It’s hard to grasp that other investors have different goals than we do, because an anchor of psychology is not realizing that rational people can see the world through a different lens than your own.

Being swayed by people playing a different game can also throw off how you think you’re supposed to spend your money. So much consumer spending, particularly in developed countries, is socially driven: subtly influenced by people you admire, and done because you subtly want people to admire you.

A takeaway here is that few things matter more with money than understanding your own time horizon and not being persuaded by the actions and behaviors of people playing different games than you are. The main thing I can recommend is going out of your way to identify what game you’re playing.

Optimism is a belief that the odds of a good outcome are in your favor over time, even when there will be setbacks along the way.

Pessimism just sounds smarter and more plausible than optimism. Tell someone that everything will be great and they’re likely to either shrug you off or offer a skeptical eye. Tell someone they’re in danger and you have their undivided attention.

money is ubiquitous, so something bad happening tends to affect everyone and captures everyone’s attention.

There are two topics that will affect your life whether you are interested in them or not: money and health. While health issues tend to be individual, money issues are more systemic. In a connected system where one person’s decisions can affect everyone else, it’s understandable why financial risks gain a spotlight and capture attention in a way few other topics can.

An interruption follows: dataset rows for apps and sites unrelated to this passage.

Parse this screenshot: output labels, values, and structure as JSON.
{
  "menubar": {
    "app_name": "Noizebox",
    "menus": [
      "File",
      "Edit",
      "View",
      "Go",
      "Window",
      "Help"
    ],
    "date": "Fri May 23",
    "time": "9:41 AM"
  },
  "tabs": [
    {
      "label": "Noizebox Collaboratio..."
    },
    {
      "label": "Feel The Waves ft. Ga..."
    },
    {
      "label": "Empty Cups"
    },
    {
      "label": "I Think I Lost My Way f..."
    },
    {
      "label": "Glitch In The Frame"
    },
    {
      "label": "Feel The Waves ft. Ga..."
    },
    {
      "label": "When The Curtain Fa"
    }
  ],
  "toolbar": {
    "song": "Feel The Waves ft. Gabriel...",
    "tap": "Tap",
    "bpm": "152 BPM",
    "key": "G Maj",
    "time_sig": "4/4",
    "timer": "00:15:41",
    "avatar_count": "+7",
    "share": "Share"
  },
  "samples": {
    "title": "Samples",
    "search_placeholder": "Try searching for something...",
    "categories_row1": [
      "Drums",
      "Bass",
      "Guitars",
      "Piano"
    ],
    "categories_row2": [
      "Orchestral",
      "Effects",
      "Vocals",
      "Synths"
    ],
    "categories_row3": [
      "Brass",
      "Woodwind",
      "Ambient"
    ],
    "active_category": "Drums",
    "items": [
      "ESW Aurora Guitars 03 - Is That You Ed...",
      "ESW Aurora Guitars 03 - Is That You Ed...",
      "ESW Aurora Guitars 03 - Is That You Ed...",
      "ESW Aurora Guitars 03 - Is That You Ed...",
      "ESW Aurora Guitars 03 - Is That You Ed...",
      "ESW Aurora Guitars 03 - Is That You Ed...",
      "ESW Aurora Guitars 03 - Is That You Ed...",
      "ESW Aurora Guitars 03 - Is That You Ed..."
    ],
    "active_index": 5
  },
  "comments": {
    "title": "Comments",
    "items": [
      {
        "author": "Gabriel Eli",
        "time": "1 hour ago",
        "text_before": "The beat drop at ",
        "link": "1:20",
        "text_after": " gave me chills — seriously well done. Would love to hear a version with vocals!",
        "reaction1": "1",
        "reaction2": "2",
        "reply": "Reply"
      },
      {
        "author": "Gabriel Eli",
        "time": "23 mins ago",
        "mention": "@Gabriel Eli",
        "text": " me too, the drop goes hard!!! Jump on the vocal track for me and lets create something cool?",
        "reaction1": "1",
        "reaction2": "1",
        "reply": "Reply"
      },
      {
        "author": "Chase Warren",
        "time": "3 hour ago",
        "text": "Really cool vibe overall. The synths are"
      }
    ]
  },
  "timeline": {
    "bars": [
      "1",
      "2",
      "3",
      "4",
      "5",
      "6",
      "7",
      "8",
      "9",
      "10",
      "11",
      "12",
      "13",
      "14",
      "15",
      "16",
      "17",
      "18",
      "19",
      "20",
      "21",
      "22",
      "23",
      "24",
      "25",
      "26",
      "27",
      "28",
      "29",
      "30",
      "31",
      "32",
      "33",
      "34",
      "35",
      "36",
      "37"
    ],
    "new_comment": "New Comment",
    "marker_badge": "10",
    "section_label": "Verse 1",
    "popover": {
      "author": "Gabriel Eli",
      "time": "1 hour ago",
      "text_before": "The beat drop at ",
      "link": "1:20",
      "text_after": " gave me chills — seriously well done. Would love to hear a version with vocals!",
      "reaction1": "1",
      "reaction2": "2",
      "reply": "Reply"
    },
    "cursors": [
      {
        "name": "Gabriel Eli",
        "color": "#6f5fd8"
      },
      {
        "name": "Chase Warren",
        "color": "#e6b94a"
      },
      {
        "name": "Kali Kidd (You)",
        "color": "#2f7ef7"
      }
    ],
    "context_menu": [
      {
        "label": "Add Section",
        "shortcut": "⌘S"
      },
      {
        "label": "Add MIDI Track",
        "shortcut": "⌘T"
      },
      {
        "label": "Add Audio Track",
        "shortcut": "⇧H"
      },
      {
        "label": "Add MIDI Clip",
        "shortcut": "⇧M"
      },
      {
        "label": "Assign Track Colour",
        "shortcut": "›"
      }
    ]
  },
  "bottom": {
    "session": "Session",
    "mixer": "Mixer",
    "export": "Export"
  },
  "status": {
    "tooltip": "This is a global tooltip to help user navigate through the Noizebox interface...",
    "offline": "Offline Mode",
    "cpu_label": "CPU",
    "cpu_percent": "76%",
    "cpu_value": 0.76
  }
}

progress happens too slowly to notice, but setbacks happen too quickly to ignore.

It’s easier to create a narrative around pessimism because the story pieces tend to be fresher and more recent. Optimistic narratives require looking at a long stretch of history and developments, which people tend to forget and take more effort to piece together.

Expecting things to be great means a best-case scenario that feels flat. Pessimism reduces expectations, narrowing the gap between possible outcomes and outcomes you feel great about. Maybe that’s why it’s so seductive. Expecting things to be bad is the best way to be pleasantly surprised when they’re not.

The more you want something to be true, the more likely you are to believe a story that overestimates the odds of it being true.

An appealing fiction happens when you are smart, you want to find solutions, but face a combination of limited control and high stakes. They are extremely powerful. They can make you believe just about anything.

The problem is that viewers can’t, or don’t, calibrate low odds, like a 1% chance. Many default to a firm belief that what they want to be true is unequivocally true. But they’re only doing that because the possibility of a huge outcome exists.

The bigger the gap between what you want to be true and what you need to be true to have an acceptable outcome, the more you are protecting yourself from falling victim to an appealing financial fiction.

When thinking about room for error in a forecast it is tempting to think that potential outcomes range from you being just right enough to you being very, very right. But the biggest risk is that you want something to be true so badly that the range of your forecast isn’t even in the same ballpark as reality.

Everyone has an incomplete view of the world. But we form a complete narrative to fill in the gaps.

Most people, when confronted with something they don’t understand, do not realize they don’t understand it because they’re able to come up with an explanation that makes sense based on their own unique perspective and experiences in the world, however limited those experiences are. We all want the complicated world we live in to make sense. So we tell ourselves stories to fill in the gaps of what are effectively blind spots.

Coming to terms with how much you don’t know means coming to terms with how much of what happens in the world is out of your control. And that can be hard to accept.

“We need to believe we live in a predictable, controllable world, so we turn to authoritative-sounding people who promise to satisfy that need.”